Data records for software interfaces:
+===+

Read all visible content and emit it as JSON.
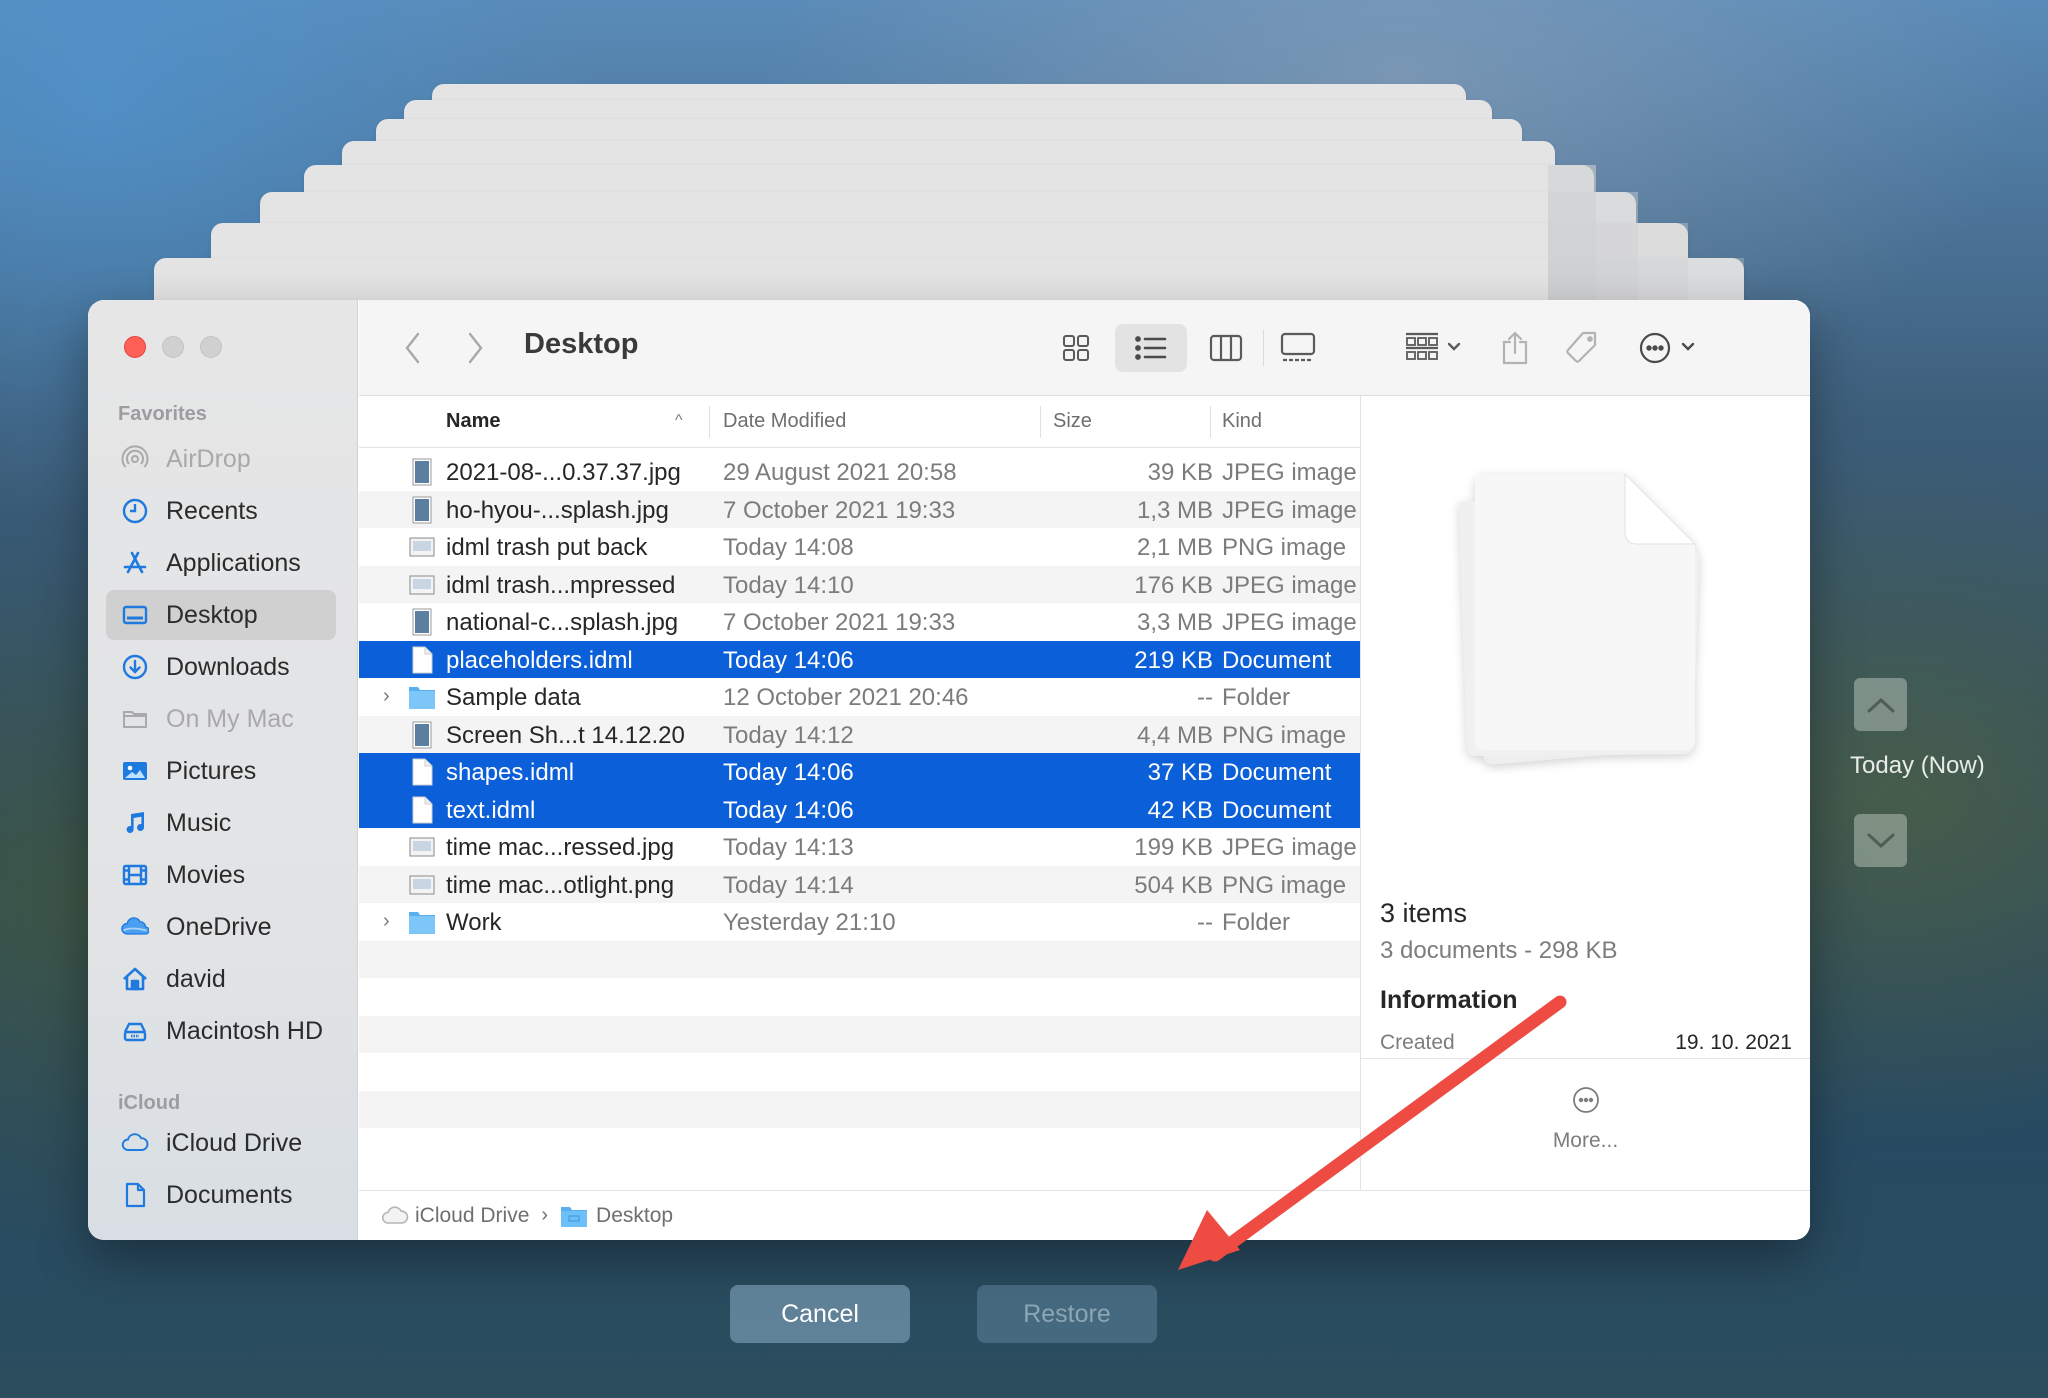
{
  "window": {
    "title": "Desktop",
    "traffic_lights": [
      "close",
      "minimize",
      "zoom"
    ]
  },
  "sidebar": {
    "sections": [
      {
        "label": "Favorites",
        "items": [
          {
            "label": "AirDrop",
            "icon": "airdrop-icon",
            "dim": true
          },
          {
            "label": "Recents",
            "icon": "clock-icon"
          },
          {
            "label": "Applications",
            "icon": "applications-icon"
          },
          {
            "label": "Desktop",
            "icon": "desktop-icon",
            "active": true
          },
          {
            "label": "Downloads",
            "icon": "download-icon"
          },
          {
            "label": "On My Mac",
            "icon": "folder-icon",
            "dim": true
          },
          {
            "label": "Pictures",
            "icon": "pictures-icon"
          },
          {
            "label": "Music",
            "icon": "music-icon"
          },
          {
            "label": "Movies",
            "icon": "movies-icon"
          },
          {
            "label": "OneDrive",
            "icon": "onedrive-cloud-icon"
          },
          {
            "label": "david",
            "icon": "home-icon"
          },
          {
            "label": "Macintosh HD",
            "icon": "hard-drive-icon"
          }
        ]
      },
      {
        "label": "iCloud",
        "items": [
          {
            "label": "iCloud Drive",
            "icon": "icloud-icon"
          },
          {
            "label": "Documents",
            "icon": "document-icon"
          }
        ]
      }
    ]
  },
  "toolbar": {
    "back": "back-icon",
    "forward": "forward-icon",
    "views": [
      "icon-view",
      "list-view",
      "column-view",
      "gallery-view"
    ],
    "active_view": "list-view",
    "group": "group-icon",
    "share": "share-icon",
    "tags": "tag-icon",
    "actions": "more-actions-icon",
    "search": "search-icon"
  },
  "list": {
    "columns": {
      "name": "Name",
      "date": "Date Modified",
      "size": "Size",
      "kind": "Kind"
    },
    "sort": {
      "column": "Name",
      "direction": "ascending"
    },
    "rows": [
      {
        "name": "2021-08-...0.37.37.jpg",
        "date": "29 August 2021 20:58",
        "size": "39 KB",
        "kind": "JPEG image",
        "icon": "image-file-icon",
        "selected": false,
        "folder": false
      },
      {
        "name": "ho-hyou-...splash.jpg",
        "date": "7 October 2021 19:33",
        "size": "1,3 MB",
        "kind": "JPEG image",
        "icon": "image-file-icon",
        "selected": false,
        "folder": false
      },
      {
        "name": "idml trash put back",
        "date": "Today 14:08",
        "size": "2,1 MB",
        "kind": "PNG image",
        "icon": "screenshot-file-icon",
        "selected": false,
        "folder": false
      },
      {
        "name": "idml trash...mpressed",
        "date": "Today 14:10",
        "size": "176 KB",
        "kind": "JPEG image",
        "icon": "screenshot-file-icon",
        "selected": false,
        "folder": false
      },
      {
        "name": "national-c...splash.jpg",
        "date": "7 October 2021 19:33",
        "size": "3,3 MB",
        "kind": "JPEG image",
        "icon": "image-file-icon",
        "selected": false,
        "folder": false
      },
      {
        "name": "placeholders.idml",
        "date": "Today 14:06",
        "size": "219 KB",
        "kind": "Document",
        "icon": "document-file-icon",
        "selected": true,
        "folder": false
      },
      {
        "name": "Sample data",
        "date": "12 October 2021 20:46",
        "size": "--",
        "kind": "Folder",
        "icon": "folder-icon",
        "selected": false,
        "folder": true
      },
      {
        "name": "Screen Sh...t 14.12.20",
        "date": "Today 14:12",
        "size": "4,4 MB",
        "kind": "PNG image",
        "icon": "image-file-icon",
        "selected": false,
        "folder": false
      },
      {
        "name": "shapes.idml",
        "date": "Today 14:06",
        "size": "37 KB",
        "kind": "Document",
        "icon": "document-file-icon",
        "selected": true,
        "folder": false
      },
      {
        "name": "text.idml",
        "date": "Today 14:06",
        "size": "42 KB",
        "kind": "Document",
        "icon": "document-file-icon",
        "selected": true,
        "folder": false
      },
      {
        "name": "time mac...ressed.jpg",
        "date": "Today 14:13",
        "size": "199 KB",
        "kind": "JPEG image",
        "icon": "screenshot-file-icon",
        "selected": false,
        "folder": false
      },
      {
        "name": "time mac...otlight.png",
        "date": "Today 14:14",
        "size": "504 KB",
        "kind": "PNG image",
        "icon": "screenshot-file-icon",
        "selected": false,
        "folder": false
      },
      {
        "name": "Work",
        "date": "Yesterday 21:10",
        "size": "--",
        "kind": "Folder",
        "icon": "folder-icon",
        "selected": false,
        "folder": true
      }
    ]
  },
  "preview": {
    "items_count": "3 items",
    "summary": "3 documents - 298 KB",
    "info_heading": "Information",
    "created_label": "Created",
    "created_value": "19. 10. 2021",
    "more_label": "More..."
  },
  "path_bar": {
    "segments": [
      {
        "label": "iCloud Drive",
        "icon": "icloud-icon"
      },
      {
        "label": "Desktop",
        "icon": "folder-icon"
      }
    ]
  },
  "dialog": {
    "cancel_label": "Cancel",
    "restore_label": "Restore",
    "restore_enabled": false
  },
  "timeline": {
    "current_label": "Today (Now)"
  },
  "annotation": {
    "arrow_color": "#ee4b43"
  },
  "colors": {
    "selection": "#0b5fd8",
    "accent_icon": "#1f7ae0",
    "close_button": "#fe5f57"
  }
}
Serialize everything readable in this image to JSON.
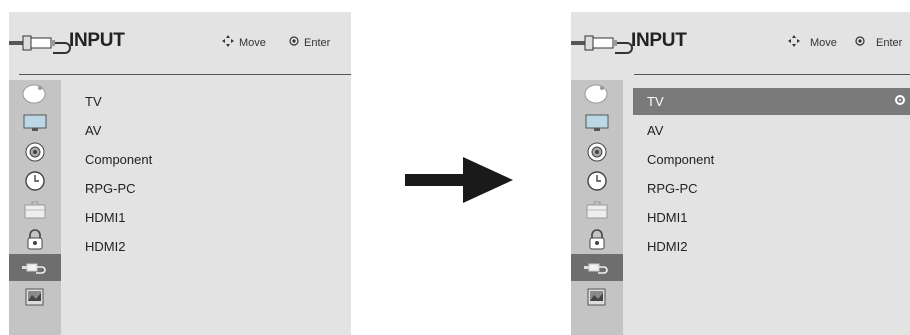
{
  "left_panel": {
    "title": "INPUT",
    "hint_move": "Move",
    "hint_enter": "Enter",
    "items": [
      {
        "label": "TV"
      },
      {
        "label": "AV"
      },
      {
        "label": "Component"
      },
      {
        "label": "RPG-PC"
      },
      {
        "label": "HDMI1"
      },
      {
        "label": "HDMI2"
      }
    ]
  },
  "right_panel": {
    "title": "INPUT",
    "hint_move": "Move",
    "hint_enter": "Enter",
    "selected_index": 0,
    "items": [
      {
        "label": "TV"
      },
      {
        "label": "AV"
      },
      {
        "label": "Component"
      },
      {
        "label": "RPG-PC"
      },
      {
        "label": "HDMI1"
      },
      {
        "label": "HDMI2"
      }
    ]
  },
  "sidebar_icons": [
    "satellite-dish-icon",
    "monitor-icon",
    "speaker-icon",
    "clock-icon",
    "briefcase-icon",
    "lock-icon",
    "input-plug-icon",
    "photo-icon"
  ],
  "active_sidebar_index": 6,
  "colors": {
    "panel_bg": "#e3e3e3",
    "sidebar_bg": "#c4c4c4",
    "active_sidebar": "#6e6e6e",
    "selected_row": "#7a7a7a"
  }
}
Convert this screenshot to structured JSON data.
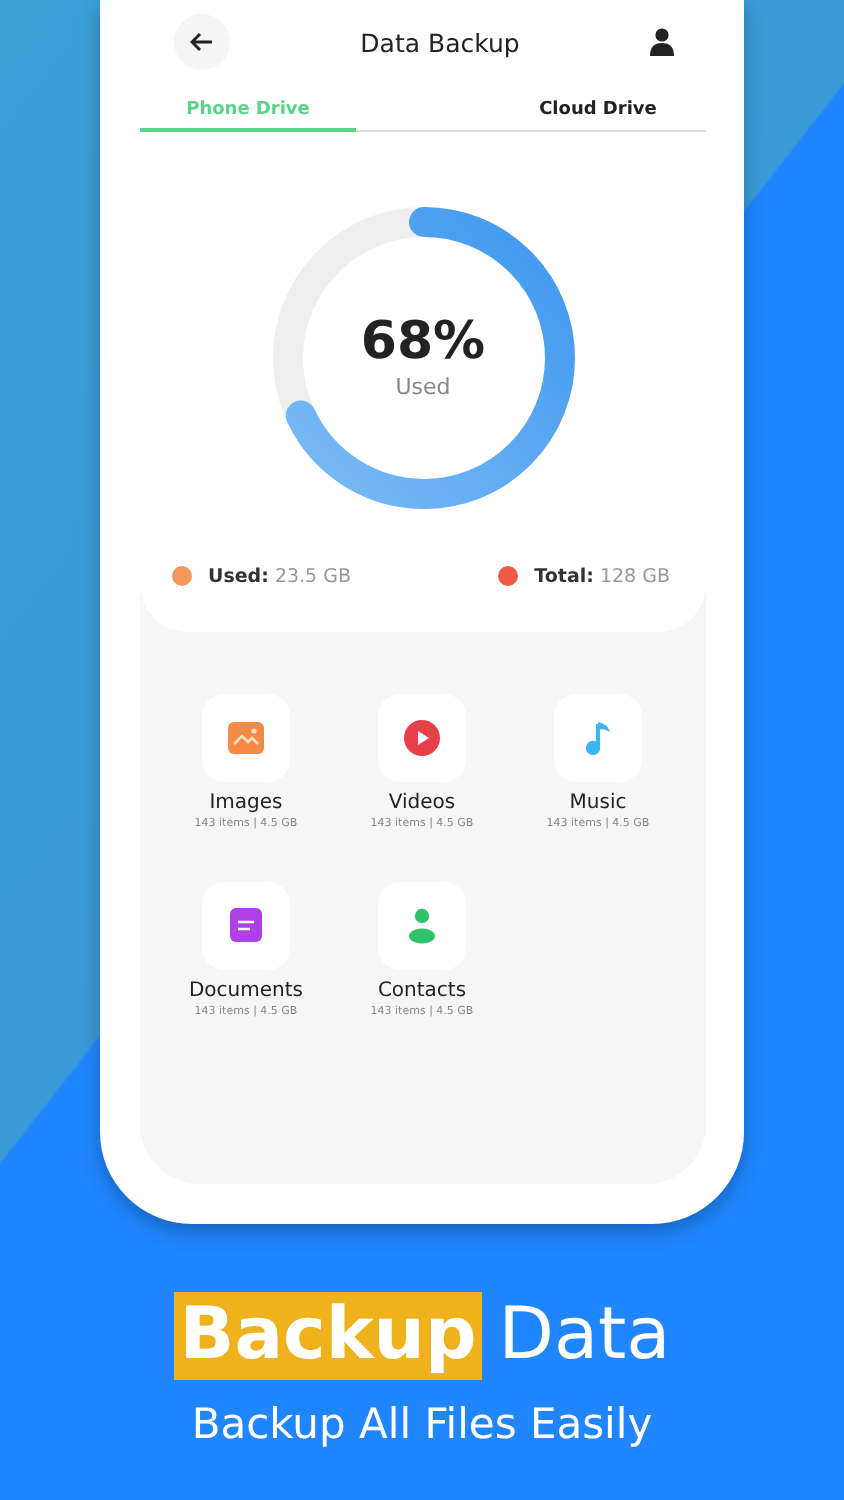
{
  "header": {
    "title": "Data Backup"
  },
  "tabs": [
    {
      "label": "Phone Drive",
      "selected": true
    },
    {
      "label": "Cloud Drive",
      "selected": false
    }
  ],
  "storage": {
    "level": 0.68,
    "percent": "68%",
    "caption": "Used"
  },
  "legend": [
    {
      "label": "Used:",
      "value": "23.5 GB",
      "color": "#f5975a"
    },
    {
      "label": "Total:",
      "value": "128 GB",
      "color": "#ee5c45"
    }
  ],
  "categories": [
    {
      "kind": "image",
      "name": "Images",
      "info": "143 items | 4.5 GB"
    },
    {
      "kind": "video",
      "name": "Videos",
      "info": "143 items | 4.5 GB"
    },
    {
      "kind": "music",
      "name": "Music",
      "info": "143 items | 4.5 GB"
    },
    {
      "kind": "document",
      "name": "Documents",
      "info": "143 items | 4.5 GB"
    },
    {
      "kind": "contact",
      "name": "Contacts",
      "info": "143 items | 4.5 GB"
    }
  ],
  "headline": {
    "highlight": "Backup",
    "rest": "Data"
  },
  "subtitle": "Backup All Files Easily"
}
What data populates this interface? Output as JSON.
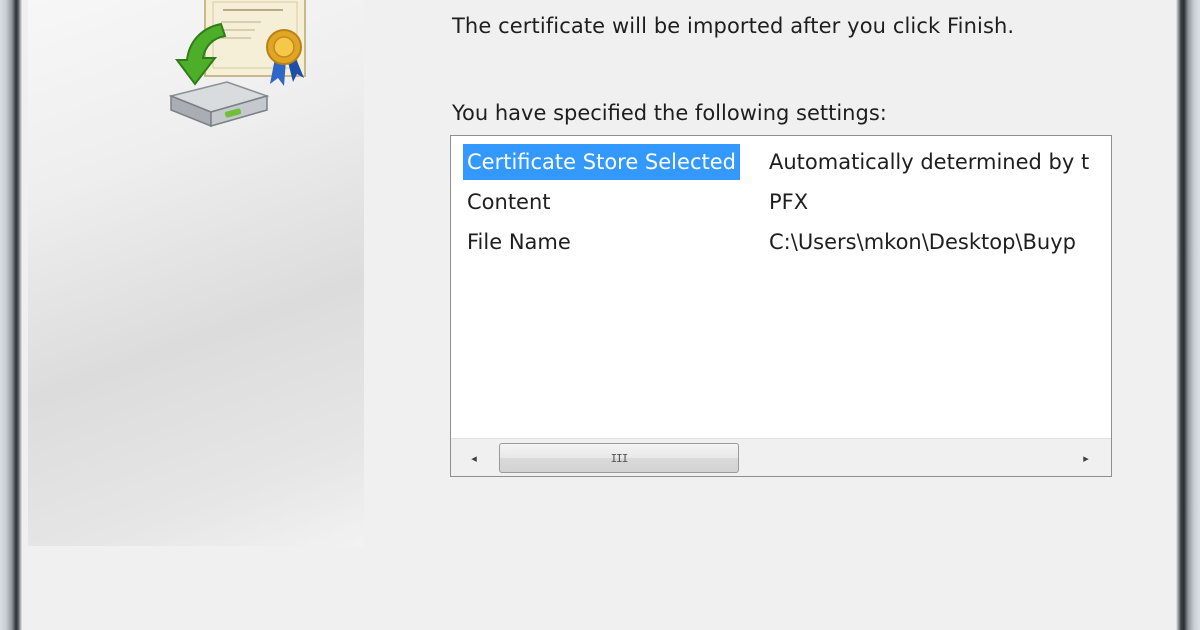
{
  "wizard": {
    "intro": "The certificate will be imported after you click Finish.",
    "settings_label": "You have specified the following settings:",
    "banner_icon": "certificate-import-icon"
  },
  "settings": {
    "rows": [
      {
        "name": "Certificate Store Selected",
        "value": "Automatically determined by t",
        "selected": true
      },
      {
        "name": "Content",
        "value": "PFX",
        "selected": false
      },
      {
        "name": "File Name",
        "value": "C:\\Users\\mkon\\Desktop\\Buyp",
        "selected": false
      }
    ]
  },
  "scrollbar": {
    "left_arrow": "◂",
    "right_arrow": "▸",
    "thumb_grip": "III",
    "position": 0
  },
  "colors": {
    "selection": "#3399ff",
    "background": "#f0f0f0",
    "list_background": "#ffffff"
  }
}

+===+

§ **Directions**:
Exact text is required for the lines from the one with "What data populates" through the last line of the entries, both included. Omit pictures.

§ **Result of this exercise**:
What data populates this interface? Output as JSON.
{
  "wizard": {
    "intro": "The certificate will be imported after you click Finish.",
    "settings_label": "You have specified the following settings:",
    "banner_icon": "certificate-import-icon"
  },
  "settings": {
    "rows": [
      {
        "name": "Certificate Store Selected",
        "value": "Automatically determined by t",
        "selected": true
      },
      {
        "name": "Content",
        "value": "PFX",
        "selected": false
      },
      {
        "name": "File Name",
        "value": "C:\\Users\\mkon\\Desktop\\Buyp",
        "selected": false
      }
    ]
  },
  "scrollbar": {
    "left_arrow": "◂",
    "right_arrow": "▸",
    "thumb_grip": "III",
    "position": 0
  },
  "colors": {
    "selection": "#3399ff",
    "background": "#f0f0f0",
    "list_background": "#ffffff"
  }
}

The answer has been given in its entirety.